What are the foundations and building blocks of great teamwork?
Having worked with many teams in corporate, SME, government, NGO, defence and sporting environments since 1988 we feel that the "Foundations" below represent common traits that we find in the best ones.
An effective team will have a blend of different talents, abilities and personalities. It is important to remember that good leadership and understanding within a team is critical to enable the right role contributions to be made. A balanced team will have thinking, social, and action-oriented roles in addition to the leadership role.
Clear Objectives and Agreed Goals
An effective team knows the goal it is working toward. Having clear objectives and agreed goals is more than knowing what results you want. The goals of the individual must be reconciled with those of the team for effective teamwork to occur. Begin with the end in mind (as Mr Covey would say) to scope not only where you want to go, but also what are the milestones necessary to get there.
Openness and Conflict
In an effective team, people feel that they can state their own views, differences of opinions, interests and problems without fear of ridicule. There is no “stab in the back” mentality. Conflict is also present and valued in an effective team (as long as it's professional and well handled). The team will openly work through an issue that causes conflict and use the results to help achieve objectives. Conflict helps to avoid complacency and laziness and can often be the source of new ideas!
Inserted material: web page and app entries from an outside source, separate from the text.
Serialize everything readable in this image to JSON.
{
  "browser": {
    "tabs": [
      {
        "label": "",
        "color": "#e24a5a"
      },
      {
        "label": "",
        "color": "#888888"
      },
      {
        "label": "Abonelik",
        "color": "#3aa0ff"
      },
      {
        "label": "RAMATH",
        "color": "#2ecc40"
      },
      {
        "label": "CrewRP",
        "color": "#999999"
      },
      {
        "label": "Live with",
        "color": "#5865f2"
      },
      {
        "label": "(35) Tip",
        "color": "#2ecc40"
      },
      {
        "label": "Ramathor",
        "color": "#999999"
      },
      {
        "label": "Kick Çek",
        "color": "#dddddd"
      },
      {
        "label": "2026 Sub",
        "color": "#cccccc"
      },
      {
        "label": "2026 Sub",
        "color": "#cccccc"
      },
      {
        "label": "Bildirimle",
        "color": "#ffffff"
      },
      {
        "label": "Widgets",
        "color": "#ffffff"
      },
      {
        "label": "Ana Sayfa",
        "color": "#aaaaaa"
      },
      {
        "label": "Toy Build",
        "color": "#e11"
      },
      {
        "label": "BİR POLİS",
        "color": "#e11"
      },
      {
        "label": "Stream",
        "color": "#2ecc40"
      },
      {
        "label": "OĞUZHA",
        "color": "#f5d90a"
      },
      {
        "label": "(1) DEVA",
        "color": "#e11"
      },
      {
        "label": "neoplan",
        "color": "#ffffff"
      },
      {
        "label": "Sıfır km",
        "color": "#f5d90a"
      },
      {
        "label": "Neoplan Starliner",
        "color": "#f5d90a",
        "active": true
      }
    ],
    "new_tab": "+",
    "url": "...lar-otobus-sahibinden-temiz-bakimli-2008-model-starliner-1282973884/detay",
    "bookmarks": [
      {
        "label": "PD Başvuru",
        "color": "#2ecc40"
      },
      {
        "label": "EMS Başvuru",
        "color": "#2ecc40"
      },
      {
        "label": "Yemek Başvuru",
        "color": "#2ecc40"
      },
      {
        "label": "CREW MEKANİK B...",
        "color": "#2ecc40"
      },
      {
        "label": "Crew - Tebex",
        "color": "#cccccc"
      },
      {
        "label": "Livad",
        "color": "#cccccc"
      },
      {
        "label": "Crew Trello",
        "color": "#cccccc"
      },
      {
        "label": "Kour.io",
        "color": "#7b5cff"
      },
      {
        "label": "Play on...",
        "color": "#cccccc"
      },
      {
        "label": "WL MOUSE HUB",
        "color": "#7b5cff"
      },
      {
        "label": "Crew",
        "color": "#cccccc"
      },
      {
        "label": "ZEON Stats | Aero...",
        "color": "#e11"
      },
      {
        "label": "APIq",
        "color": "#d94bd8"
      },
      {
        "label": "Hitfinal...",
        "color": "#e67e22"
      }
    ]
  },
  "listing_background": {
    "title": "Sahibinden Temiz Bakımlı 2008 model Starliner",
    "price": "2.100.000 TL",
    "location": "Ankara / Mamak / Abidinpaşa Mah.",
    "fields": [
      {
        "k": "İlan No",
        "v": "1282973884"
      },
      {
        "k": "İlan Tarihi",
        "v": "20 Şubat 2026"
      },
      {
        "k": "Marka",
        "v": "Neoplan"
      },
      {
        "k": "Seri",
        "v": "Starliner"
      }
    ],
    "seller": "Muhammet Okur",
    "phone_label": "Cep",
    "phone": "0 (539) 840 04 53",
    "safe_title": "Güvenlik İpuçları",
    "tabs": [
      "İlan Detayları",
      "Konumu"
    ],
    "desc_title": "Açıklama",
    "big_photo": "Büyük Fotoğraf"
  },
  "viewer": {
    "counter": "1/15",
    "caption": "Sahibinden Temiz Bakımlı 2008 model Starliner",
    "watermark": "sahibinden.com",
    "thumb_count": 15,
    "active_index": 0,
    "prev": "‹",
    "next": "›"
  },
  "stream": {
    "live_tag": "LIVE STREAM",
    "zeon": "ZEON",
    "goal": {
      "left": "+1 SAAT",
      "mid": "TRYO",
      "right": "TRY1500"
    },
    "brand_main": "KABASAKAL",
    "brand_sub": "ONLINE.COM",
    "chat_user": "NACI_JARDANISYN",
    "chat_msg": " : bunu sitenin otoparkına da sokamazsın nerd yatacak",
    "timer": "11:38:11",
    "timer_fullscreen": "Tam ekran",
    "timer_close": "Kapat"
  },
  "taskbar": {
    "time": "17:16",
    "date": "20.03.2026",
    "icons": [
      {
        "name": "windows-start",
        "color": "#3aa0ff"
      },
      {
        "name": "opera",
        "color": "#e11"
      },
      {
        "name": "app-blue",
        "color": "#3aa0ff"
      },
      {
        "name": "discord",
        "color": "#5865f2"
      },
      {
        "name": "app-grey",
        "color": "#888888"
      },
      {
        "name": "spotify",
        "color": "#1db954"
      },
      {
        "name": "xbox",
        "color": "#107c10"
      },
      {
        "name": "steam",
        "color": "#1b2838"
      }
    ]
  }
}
Support and Trust
This is the skeleton on which an effective team is built. Support is not sympathy, but strengthening through assistance. With trust, people can talk freely about their fears and problems- knowing that they will receive from team members, the help they need to become more effective.
Cooperation through Understanding
People put the team’s success before their own. Individuals trust and respect the abilities of others and are not suspicious of their motives. It takes time and a lot of understanding for people to genuinely cooperate whilst being able to minimise the cognitive biases, clashes and emotional responses that can come from different opewrating styles and personalities.
The effective team thinks results first and methods second, but also realises that sound and proven working methods and decision making help to achieve results. Good procedures help ideas to be captured and worked through without being lost and also ensure optimum usage of human and material resources for a challenge. Plan well, brief well, execute well and then de-brief.
The best teams have leaders whose leadership style varies according the situation and the needs of the individual group members and the group itself. In fact the role of leader in an open and supportive team, can change from person to person as dictated by the situation. This situational form of leadership requires great undertsnading of team roles, tolerance of other members and the ability to control egos.
Good teams understand not only the team’s character, but they also look at the way that a team works, how it arrives at decisions, deals with conflicts etc. They then use this information to develop new methods or plans and then implement these ideas. Reviews are best when teams are willing to go beyond personality and simple causes to actual root causes with a view to improving operating methods.
Members of high performing teams feel good! They have opportunities to attempt new and challenging situations with in the team framework and know they have the support of those around them. They are motivated to be successful and are not intimidated by the individual wins of others within the team.
Sound Inter-Group Relations
The successful team can often appear threatening to less successful groups. This can cause isolation and hostility. The effective team works at its relations with other teams and ensures that help for others will be given when needed.
Team members are aware of developments within their own team and how this fits into the larger picture of the organisation. When people understand why things are being done, they avoid duplication of effort. Rumor is replaced by fact when teams engage internally and externally in regular and quality communications.
Celebrate and acknowledge success
In the same spirit that errors are identified openly and reviewed for improvement to occur, success needs to be identified and celebrated to ensure that “what we do well” is equally addressed in tandem with areas for improvement.
To find out how to bring these "Foundations of Teamwork" to life then click through to our Team Building options of Learning and Development options. Team Building can be about far more than just fun and games, we can meaningfully address where a team's strengths and weaknesses are in terms of these Foundations and Building Blocks.